→ **Work item**
A word-for-word reproduction of the listing is required.

→ **Given entries**
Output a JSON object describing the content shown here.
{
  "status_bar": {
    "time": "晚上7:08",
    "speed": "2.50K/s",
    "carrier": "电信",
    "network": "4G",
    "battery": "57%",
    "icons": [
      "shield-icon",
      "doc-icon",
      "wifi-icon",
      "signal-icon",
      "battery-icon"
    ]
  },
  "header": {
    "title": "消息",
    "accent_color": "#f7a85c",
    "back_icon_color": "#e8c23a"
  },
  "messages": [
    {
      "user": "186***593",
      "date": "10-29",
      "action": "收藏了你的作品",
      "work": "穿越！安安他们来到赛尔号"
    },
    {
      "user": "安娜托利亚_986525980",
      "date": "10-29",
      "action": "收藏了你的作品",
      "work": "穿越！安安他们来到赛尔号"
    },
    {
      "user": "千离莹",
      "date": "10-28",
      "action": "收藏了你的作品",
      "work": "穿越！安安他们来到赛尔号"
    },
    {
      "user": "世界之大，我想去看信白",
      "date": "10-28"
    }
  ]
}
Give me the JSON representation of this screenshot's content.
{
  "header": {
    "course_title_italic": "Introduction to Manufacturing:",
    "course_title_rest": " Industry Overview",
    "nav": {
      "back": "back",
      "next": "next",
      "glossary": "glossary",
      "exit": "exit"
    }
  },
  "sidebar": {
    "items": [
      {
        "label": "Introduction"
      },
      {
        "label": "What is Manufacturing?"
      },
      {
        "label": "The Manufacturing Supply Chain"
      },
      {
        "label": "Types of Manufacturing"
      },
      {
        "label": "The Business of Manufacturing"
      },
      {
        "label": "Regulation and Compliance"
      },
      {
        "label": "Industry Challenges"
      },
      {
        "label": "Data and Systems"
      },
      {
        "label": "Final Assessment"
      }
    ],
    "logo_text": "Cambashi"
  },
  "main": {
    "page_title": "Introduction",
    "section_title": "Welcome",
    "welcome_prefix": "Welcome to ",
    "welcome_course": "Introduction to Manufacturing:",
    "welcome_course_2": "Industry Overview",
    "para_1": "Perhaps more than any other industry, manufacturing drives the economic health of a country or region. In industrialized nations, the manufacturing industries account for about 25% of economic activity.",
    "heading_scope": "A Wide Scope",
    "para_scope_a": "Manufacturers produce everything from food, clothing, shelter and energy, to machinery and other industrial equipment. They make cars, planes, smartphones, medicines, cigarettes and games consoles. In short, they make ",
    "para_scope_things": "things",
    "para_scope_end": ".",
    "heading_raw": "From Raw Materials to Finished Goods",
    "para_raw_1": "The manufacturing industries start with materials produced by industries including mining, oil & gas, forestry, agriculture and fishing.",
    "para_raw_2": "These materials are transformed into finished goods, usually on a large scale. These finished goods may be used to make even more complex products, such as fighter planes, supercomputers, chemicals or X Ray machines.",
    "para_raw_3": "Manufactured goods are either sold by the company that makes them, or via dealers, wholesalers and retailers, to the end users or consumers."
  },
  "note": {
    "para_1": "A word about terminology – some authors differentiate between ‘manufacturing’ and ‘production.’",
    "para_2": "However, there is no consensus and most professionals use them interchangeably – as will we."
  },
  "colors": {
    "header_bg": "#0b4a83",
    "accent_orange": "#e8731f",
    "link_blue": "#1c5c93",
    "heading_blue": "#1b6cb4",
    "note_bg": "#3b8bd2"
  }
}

→ **Exercise solution**
Output a JSON object describing the content shown here.
{
  "status_bar": {
    "time": "晚上7:08",
    "speed": "2.50K/s",
    "carrier": "电信",
    "network": "4G",
    "battery": "57%",
    "icons": [
      "shield-icon",
      "doc-icon",
      "wifi-icon",
      "signal-icon",
      "battery-icon"
    ]
  },
  "header": {
    "title": "消息",
    "accent_color": "#f7a85c",
    "back_icon_color": "#e8c23a"
  },
  "messages": [
    {
      "user": "186***593",
      "date": "10-29",
      "action": "收藏了你的作品",
      "work": "穿越！安安他们来到赛尔号"
    },
    {
      "user": "安娜托利亚_986525980",
      "date": "10-29",
      "action": "收藏了你的作品",
      "work": "穿越！安安他们来到赛尔号"
    },
    {
      "user": "千离莹",
      "date": "10-28",
      "action": "收藏了你的作品",
      "work": "穿越！安安他们来到赛尔号"
    },
    {
      "user": "世界之大，我想去看信白",
      "date": "10-28"
    }
  ]
}
Give me the JSON representation of this screenshot's content.
{
  "header": {
    "course_title_italic": "Introduction to Manufacturing:",
    "course_title_rest": " Industry Overview",
    "nav": {
      "back": "back",
      "next": "next",
      "glossary": "glossary",
      "exit": "exit"
    }
  },
  "sidebar": {
    "items": [
      {
        "label": "Introduction"
      },
      {
        "label": "What is Manufacturing?"
      },
      {
        "label": "The Manufacturing Supply Chain"
      },
      {
        "label": "Types of Manufacturing"
      },
      {
        "label": "The Business of Manufacturing"
      },
      {
        "label": "Regulation and Compliance"
      },
      {
        "label": "Industry Challenges"
      },
      {
        "label": "Data and Systems"
      },
      {
        "label": "Final Assessment"
      }
    ],
    "logo_text": "Cambashi"
  },
  "main": {
    "page_title": "Introduction",
    "section_title": "Welcome",
    "welcome_prefix": "Welcome to ",
    "welcome_course": "Introduction to Manufacturing:",
    "welcome_course_2": "Industry Overview",
    "para_1": "Perhaps more than any other industry, manufacturing drives the economic health of a country or region. In industrialized nations, the manufacturing industries account for about 25% of economic activity.",
    "heading_scope": "A Wide Scope",
    "para_scope_a": "Manufacturers produce everything from food, clothing, shelter and energy, to machinery and other industrial equipment. They make cars, planes, smartphones, medicines, cigarettes and games consoles. In short, they make ",
    "para_scope_things": "things",
    "para_scope_end": ".",
    "heading_raw": "From Raw Materials to Finished Goods",
    "para_raw_1": "The manufacturing industries start with materials produced by industries including mining, oil & gas, forestry, agriculture and fishing.",
    "para_raw_2": "These materials are transformed into finished goods, usually on a large scale. These finished goods may be used to make even more complex products, such as fighter planes, supercomputers, chemicals or X Ray machines.",
    "para_raw_3": "Manufactured goods are either sold by the company that makes them, or via dealers, wholesalers and retailers, to the end users or consumers."
  },
  "note": {
    "para_1": "A word about terminology – some authors differentiate between ‘manufacturing’ and ‘production.’",
    "para_2": "However, there is no consensus and most professionals use them interchangeably – as will we."
  },
  "colors": {
    "header_bg": "#0b4a83",
    "accent_orange": "#e8731f",
    "link_blue": "#1c5c93",
    "heading_blue": "#1b6cb4",
    "note_bg": "#3b8bd2"
  }
}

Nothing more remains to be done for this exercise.